--- HOW TO COMPLETE THIS TASK ---
With no line left out, restate the data word for word.

Data items:

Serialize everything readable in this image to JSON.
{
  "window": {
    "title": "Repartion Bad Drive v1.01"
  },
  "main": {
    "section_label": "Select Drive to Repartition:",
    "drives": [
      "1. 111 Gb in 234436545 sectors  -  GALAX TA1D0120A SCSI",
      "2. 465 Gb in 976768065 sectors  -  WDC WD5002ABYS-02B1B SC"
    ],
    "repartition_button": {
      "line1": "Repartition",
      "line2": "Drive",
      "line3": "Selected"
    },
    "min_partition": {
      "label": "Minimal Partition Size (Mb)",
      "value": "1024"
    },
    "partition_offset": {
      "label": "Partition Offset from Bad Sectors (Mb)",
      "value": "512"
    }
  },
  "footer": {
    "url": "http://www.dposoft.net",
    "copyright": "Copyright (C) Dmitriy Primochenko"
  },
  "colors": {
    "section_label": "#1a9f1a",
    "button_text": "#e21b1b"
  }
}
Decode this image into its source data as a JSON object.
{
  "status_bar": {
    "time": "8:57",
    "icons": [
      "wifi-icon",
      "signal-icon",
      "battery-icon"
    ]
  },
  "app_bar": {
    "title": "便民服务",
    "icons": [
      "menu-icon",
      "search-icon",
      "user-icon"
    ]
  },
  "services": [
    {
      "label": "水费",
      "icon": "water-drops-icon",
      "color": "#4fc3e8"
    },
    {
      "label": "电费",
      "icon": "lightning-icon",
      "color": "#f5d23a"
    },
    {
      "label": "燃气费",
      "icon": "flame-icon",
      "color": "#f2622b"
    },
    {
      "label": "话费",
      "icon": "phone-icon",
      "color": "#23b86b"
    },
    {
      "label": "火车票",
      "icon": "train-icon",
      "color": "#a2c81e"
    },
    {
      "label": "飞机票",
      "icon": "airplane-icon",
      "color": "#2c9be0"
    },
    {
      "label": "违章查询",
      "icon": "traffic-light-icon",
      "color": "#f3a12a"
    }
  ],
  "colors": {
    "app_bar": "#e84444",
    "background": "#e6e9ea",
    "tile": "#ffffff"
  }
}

--- THE ANSWER ---
Serialize everything readable in this image to JSON.
{
  "window": {
    "title": "Repartion Bad Drive v1.01"
  },
  "main": {
    "section_label": "Select Drive to Repartition:",
    "drives": [
      "1. 111 Gb in 234436545 sectors  -  GALAX TA1D0120A SCSI",
      "2. 465 Gb in 976768065 sectors  -  WDC WD5002ABYS-02B1B SC"
    ],
    "repartition_button": {
      "line1": "Repartition",
      "line2": "Drive",
      "line3": "Selected"
    },
    "min_partition": {
      "label": "Minimal Partition Size (Mb)",
      "value": "1024"
    },
    "partition_offset": {
      "label": "Partition Offset from Bad Sectors (Mb)",
      "value": "512"
    }
  },
  "footer": {
    "url": "http://www.dposoft.net",
    "copyright": "Copyright (C) Dmitriy Primochenko"
  },
  "colors": {
    "section_label": "#1a9f1a",
    "button_text": "#e21b1b"
  }
}
Decode this image into its source data as a JSON object.
{
  "status_bar": {
    "time": "8:57",
    "icons": [
      "wifi-icon",
      "signal-icon",
      "battery-icon"
    ]
  },
  "app_bar": {
    "title": "便民服务",
    "icons": [
      "menu-icon",
      "search-icon",
      "user-icon"
    ]
  },
  "services": [
    {
      "label": "水费",
      "icon": "water-drops-icon",
      "color": "#4fc3e8"
    },
    {
      "label": "电费",
      "icon": "lightning-icon",
      "color": "#f5d23a"
    },
    {
      "label": "燃气费",
      "icon": "flame-icon",
      "color": "#f2622b"
    },
    {
      "label": "话费",
      "icon": "phone-icon",
      "color": "#23b86b"
    },
    {
      "label": "火车票",
      "icon": "train-icon",
      "color": "#a2c81e"
    },
    {
      "label": "飞机票",
      "icon": "airplane-icon",
      "color": "#2c9be0"
    },
    {
      "label": "违章查询",
      "icon": "traffic-light-icon",
      "color": "#f3a12a"
    }
  ],
  "colors": {
    "app_bar": "#e84444",
    "background": "#e6e9ea",
    "tile": "#ffffff"
  }
}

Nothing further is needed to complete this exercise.